Monday, December 17, 2012

Flu Season Begins

[Ed.: this is why Josh thinks you should get a flu vaccine. Image via NIAID.]

It has been a while since I have posted anything. I buried myself in graduate school and kinda shut everything else out for a while. I am studying the immune system so vaccinations and influenza fall into my area of interest. I started to notice more people have been calling into work sick in the past week or two. Seems that flu season is starting up a bit earlier than usual. There are at least 12 lab-confirmed cases in Washtenaw county already Flu Tracker Washtenaw County. If you were planning on getting vaccinated, now is the time to do so. For those of you who are unsure about the influenza vaccine or vaccines in general here's some general information....

 The Flu Vaccine is an inactive form of the virus (so you can't get the flu from this vaccine) that is grown in chicken eggs. CDC information

It is most commonly given as a intramuscular injection.

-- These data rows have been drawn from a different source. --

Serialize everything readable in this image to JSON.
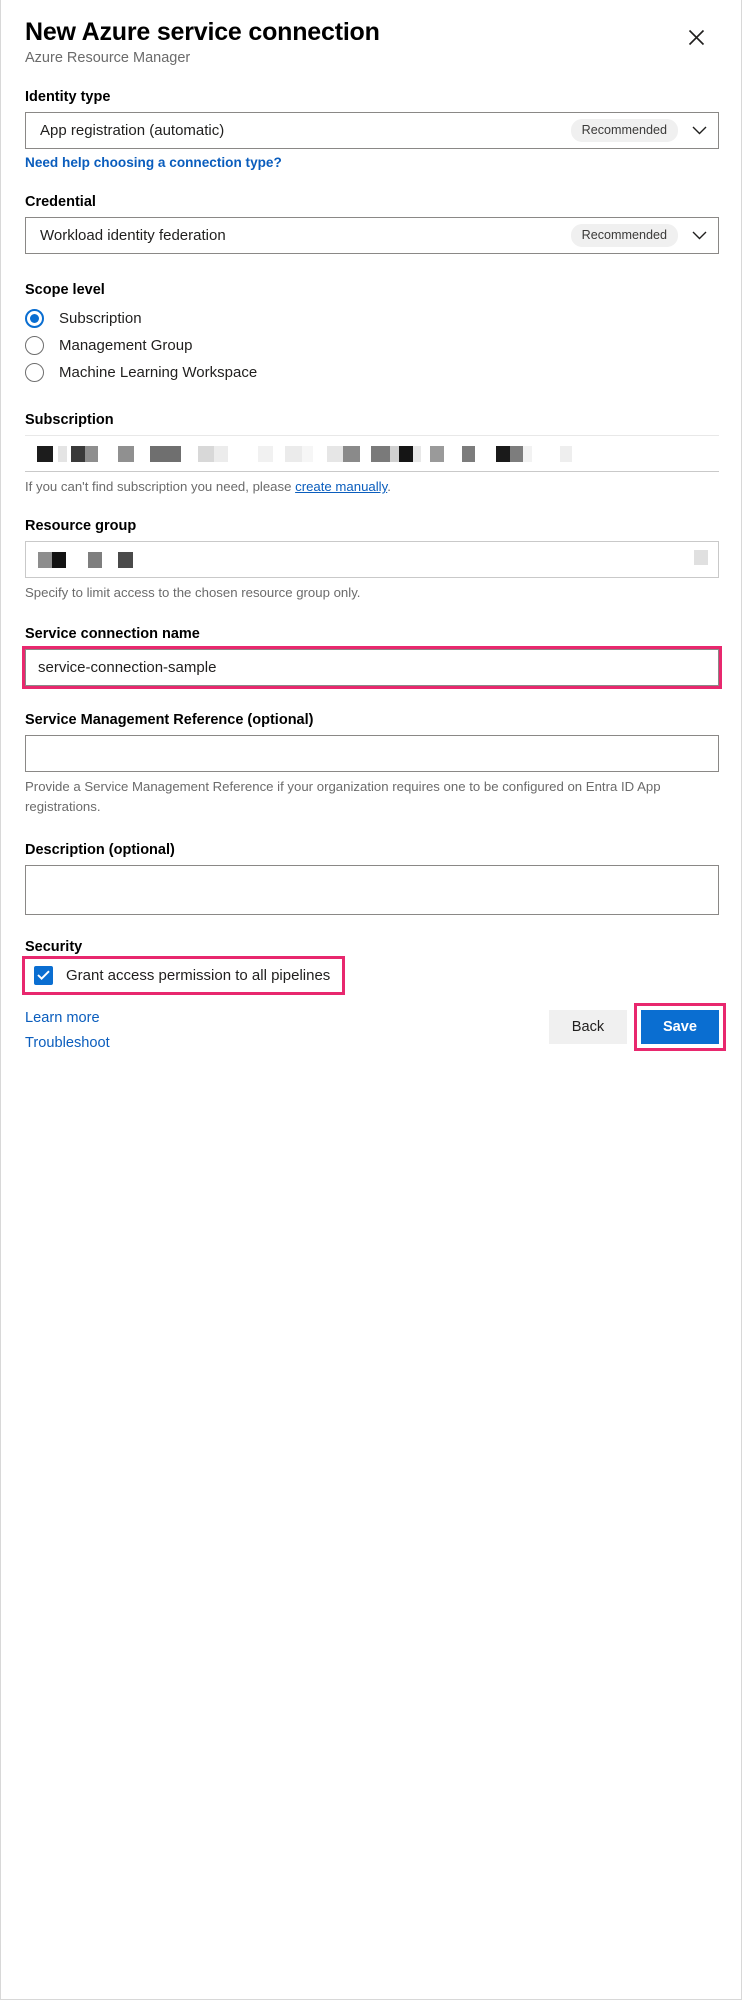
{
  "dialog": {
    "title": "New Azure service connection",
    "subtitle": "Azure Resource Manager",
    "close_icon": "close-icon"
  },
  "identity_type": {
    "label": "Identity type",
    "value": "App registration (automatic)",
    "badge": "Recommended",
    "help_link": "Need help choosing a connection type?"
  },
  "credential": {
    "label": "Credential",
    "value": "Workload identity federation",
    "badge": "Recommended"
  },
  "scope_level": {
    "label": "Scope level",
    "options": [
      {
        "label": "Subscription",
        "checked": true
      },
      {
        "label": "Management Group",
        "checked": false
      },
      {
        "label": "Machine Learning Workspace",
        "checked": false
      }
    ]
  },
  "subscription": {
    "label": "Subscription",
    "value": "",
    "redacted": true,
    "helper_prefix": "If you can't find subscription you need, please ",
    "helper_link": "create manually",
    "helper_suffix": "."
  },
  "resource_group": {
    "label": "Resource group",
    "value": "",
    "redacted": true,
    "helper": "Specify to limit access to the chosen resource group only."
  },
  "service_connection_name": {
    "label": "Service connection name",
    "value": "service-connection-sample",
    "placeholder": "",
    "highlighted": true
  },
  "service_management_reference": {
    "label": "Service Management Reference (optional)",
    "value": "",
    "placeholder": "",
    "helper": "Provide a Service Management Reference if your organization requires one to be configured on Entra ID App registrations."
  },
  "description": {
    "label": "Description (optional)",
    "value": "",
    "placeholder": ""
  },
  "security": {
    "label": "Security",
    "checkbox_label": "Grant access permission to all pipelines",
    "checked": true,
    "highlighted": true
  },
  "footer": {
    "learn_more": "Learn more",
    "troubleshoot": "Troubleshoot",
    "back_label": "Back",
    "save_label": "Save",
    "save_highlighted": true
  },
  "colors": {
    "accent_blue": "#0a6ed1",
    "link_blue": "#0a5dbd",
    "highlight_pink": "#e8286e",
    "badge_bg": "#f0f0f0",
    "border_gray": "#8a8886",
    "muted_text": "#6b6b6b"
  }
}
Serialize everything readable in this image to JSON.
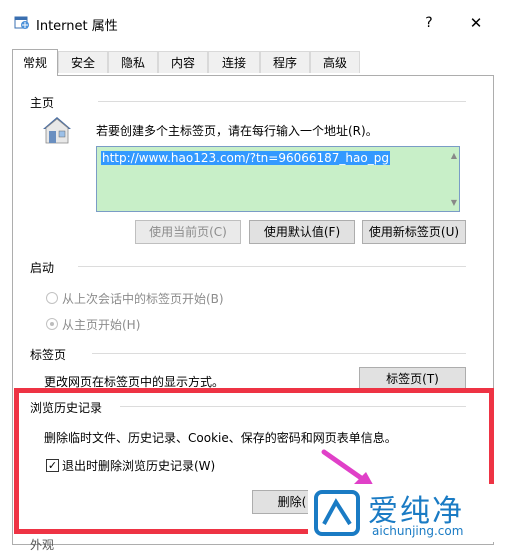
{
  "window": {
    "title": "Internet 属性",
    "help_label": "?",
    "close_label": "✕"
  },
  "tabs": [
    {
      "label": "常规",
      "active": true
    },
    {
      "label": "安全"
    },
    {
      "label": "隐私"
    },
    {
      "label": "内容"
    },
    {
      "label": "连接"
    },
    {
      "label": "程序"
    },
    {
      "label": "高级"
    }
  ],
  "home": {
    "title": "主页",
    "description": "若要创建多个主标签页，请在每行输入一个地址(R)。",
    "url": "http://www.hao123.com/?tn=96066187_hao_pg",
    "buttons": {
      "use_current": "使用当前页(C)",
      "use_default": "使用默认值(F)",
      "use_new_tab": "使用新标签页(U)"
    },
    "icon": "house-icon"
  },
  "startup": {
    "title": "启动",
    "option_last_session": "从上次会话中的标签页开始(B)",
    "option_home": "从主页开始(H)",
    "selected": "option_home"
  },
  "tabs_section": {
    "title": "标签页",
    "description": "更改网页在标签页中的显示方式。",
    "button": "标签页(T)"
  },
  "history": {
    "title": "浏览历史记录",
    "description": "删除临时文件、历史记录、Cookie、保存的密码和网页表单信息。",
    "checkbox_label": "退出时删除浏览历史记录(W)",
    "checkbox_checked": true,
    "delete_button": "删除("
  },
  "bottom_fragment": "外观",
  "watermark": {
    "brand": "爱纯净",
    "url": "aichunjing.com"
  },
  "colors": {
    "highlight_box": "#ee3344",
    "url_bg": "#c8efc8",
    "selection": "#3399ff",
    "watermark": "#1a7bc4",
    "arrow": "#e040c8"
  }
}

There is also a form that is injected just under the skin. Inactivated flu vaccine

There is also a nasal mist form of the virus (which is a live but weakened form of the influenza virus) which you can take as well. Not so good for people with asthema or other complications with lungs, breathing and the like.  Flu Mist.

Guillain-BarrĂ© Syndrome (GBS) occurs when your immune system, for some unknown reason, attacks your peripheral nerves. This can cause muscle weakness and sometimes paralysis that people can recover from when they get treatment. Some people continue to claim that vaccinations can cause GBS. Most studies of have shown that there was a 1 in 100,000 chance of getting GBS when you got the 1976-77 swine flu vaccination, but none of the flu vaccinations since then have shown the same association. Vaccines and Guillain-BarrĂ© syndrome.

If you are allergic to eggs you should tell your doctor, or the person administering the vaccine before hand. Since the vaccine is grown in chicken eggs you can potentially have a severe allergic reaction to the vaccination.

Your chances of contracting a severe form of of the influenza virus far outweigh the chances that you will have severe complications from the vaccine.

The more people that get the vaccine the less prevalent the flu will be in the community, which means that those who are at risk for being hospitalized with severe influenza infections will be less likely to get them. So if you get a vaccination you will be protecting yourself and others around you. It's called herd immunity. Or community immunity... a much better name if you want to make a schoolhouse rock-style educational video.

The at-risk populations for this form of the influenza virus are people with weak/underdeveloped immune systems who may have trouble controlling the infection: very young, very old and people with immune deficiencies.

Vaccines contain adjuvants which ramp up immune responses. That is why, when you get a vaccine, you can get pain, redness and inflammation near the injection site. These adjuvants can sometimes produce cold-like symptoms like general soreness, sore throat, runny nose, etc. That's what happens when you ramp up immune responses. The idea is that a potential mini-cold induced by a vaccine is better than full blown influenza... it definitely is.